*** Begin section ***
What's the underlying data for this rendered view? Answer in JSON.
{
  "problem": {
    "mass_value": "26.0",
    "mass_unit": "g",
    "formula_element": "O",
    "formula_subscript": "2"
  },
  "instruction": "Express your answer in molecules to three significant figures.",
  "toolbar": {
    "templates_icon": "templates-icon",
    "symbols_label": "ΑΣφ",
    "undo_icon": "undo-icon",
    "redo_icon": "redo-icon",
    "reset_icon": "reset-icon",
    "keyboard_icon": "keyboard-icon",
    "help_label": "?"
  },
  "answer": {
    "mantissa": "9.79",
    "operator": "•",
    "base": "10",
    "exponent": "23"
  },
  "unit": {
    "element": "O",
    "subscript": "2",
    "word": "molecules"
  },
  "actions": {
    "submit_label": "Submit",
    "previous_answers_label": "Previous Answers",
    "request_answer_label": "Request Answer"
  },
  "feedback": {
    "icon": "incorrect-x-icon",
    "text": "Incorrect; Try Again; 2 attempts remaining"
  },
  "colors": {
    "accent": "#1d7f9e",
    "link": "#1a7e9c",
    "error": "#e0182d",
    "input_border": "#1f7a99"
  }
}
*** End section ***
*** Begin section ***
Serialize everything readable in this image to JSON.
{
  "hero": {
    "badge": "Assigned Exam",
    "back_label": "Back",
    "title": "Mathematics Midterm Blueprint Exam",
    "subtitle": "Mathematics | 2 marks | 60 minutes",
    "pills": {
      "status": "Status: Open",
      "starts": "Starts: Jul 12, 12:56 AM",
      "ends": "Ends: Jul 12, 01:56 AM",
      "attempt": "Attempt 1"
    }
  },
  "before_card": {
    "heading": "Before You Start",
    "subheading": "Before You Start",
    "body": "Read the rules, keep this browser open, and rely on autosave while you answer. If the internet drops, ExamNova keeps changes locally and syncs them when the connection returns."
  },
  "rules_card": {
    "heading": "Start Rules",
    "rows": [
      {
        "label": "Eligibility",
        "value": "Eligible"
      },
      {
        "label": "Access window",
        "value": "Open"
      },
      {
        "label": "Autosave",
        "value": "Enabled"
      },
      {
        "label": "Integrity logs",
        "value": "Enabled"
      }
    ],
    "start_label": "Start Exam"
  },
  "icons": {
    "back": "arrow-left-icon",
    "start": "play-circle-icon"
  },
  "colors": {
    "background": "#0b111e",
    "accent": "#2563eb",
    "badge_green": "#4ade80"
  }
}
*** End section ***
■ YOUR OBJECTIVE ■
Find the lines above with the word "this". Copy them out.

■ OUTPUT BELOW ■
What's the underlying data for this rendered view? Answer in JSON.
Serialize everything readable in this image to JSON.
    "body": "Read the rules, keep this browser open, and rely on autosave while you answer. If the internet drops, ExamNova keeps changes locally and syncs them when the connection returns."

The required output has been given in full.